Electrical and Computer Engineering (ECE) graduate student Scott Parmley has been developing an artificial-intelligence-based rover that self-navigates through a vineyard using ultrasonic sensors and a global positioning system (GPS). In its current prototype, the rover counts clusters after navigating a vineyard, but with a stronger CPU this count will happen during navigation, as the software utilized is a real-time-object-detection algorithm, YOLO (You Only Look Once).
The rover is designed to help grape growers estimate yields better without having to count them with labor-intensive manual processes. Currently many vineyard managers are hand-counting a few rows, and then extrapolating the data to estimate their crop. You can imagine the downside of hand counting as it requires more time, money and manpower, and will be less accurate if only counting a few rows. This in turn will affect a growers ability to properly predict how much tonnage they could be expecting from a year's crop. The project is entitled, Autonomous Yield Estimator (AYE) and it is Scott’s Master’s project.

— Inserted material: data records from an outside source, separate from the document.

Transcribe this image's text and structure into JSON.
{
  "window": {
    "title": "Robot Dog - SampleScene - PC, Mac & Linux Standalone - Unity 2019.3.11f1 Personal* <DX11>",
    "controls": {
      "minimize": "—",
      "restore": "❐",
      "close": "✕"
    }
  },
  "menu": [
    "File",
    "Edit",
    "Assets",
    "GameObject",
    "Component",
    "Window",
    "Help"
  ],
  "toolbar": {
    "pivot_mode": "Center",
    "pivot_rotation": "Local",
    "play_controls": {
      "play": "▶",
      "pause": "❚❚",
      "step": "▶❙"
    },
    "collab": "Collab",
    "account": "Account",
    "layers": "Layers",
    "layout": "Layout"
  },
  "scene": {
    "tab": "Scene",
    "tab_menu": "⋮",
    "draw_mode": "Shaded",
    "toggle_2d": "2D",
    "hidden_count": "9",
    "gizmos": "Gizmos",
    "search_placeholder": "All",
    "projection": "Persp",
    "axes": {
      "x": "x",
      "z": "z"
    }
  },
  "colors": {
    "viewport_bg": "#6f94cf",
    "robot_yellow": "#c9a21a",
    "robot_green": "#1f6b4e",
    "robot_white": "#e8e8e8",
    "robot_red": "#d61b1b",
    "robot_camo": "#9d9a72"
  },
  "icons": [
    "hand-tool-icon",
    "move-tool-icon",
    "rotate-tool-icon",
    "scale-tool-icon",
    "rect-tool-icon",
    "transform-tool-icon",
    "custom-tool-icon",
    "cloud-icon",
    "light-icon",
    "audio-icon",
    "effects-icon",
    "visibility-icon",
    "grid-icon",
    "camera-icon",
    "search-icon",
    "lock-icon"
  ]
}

To summarize, this project involves developing and testing a semi-autonomous rover that can drive through a vineyard with minimal input parameters. Once it has finished driving through a vineyard, a grape estimate will be produced using a trained computer vision algorithm. This project was inspired by the Data Mining class that Scott took in Fall 2019. The class was taught by Dr. Shahrad Jamshidi, who is also an advisor to the project. Scott is graduating in May 2022 and hopes that one day the rover will help growers estimate their yields better, while increasing efficiency in vineyard practices.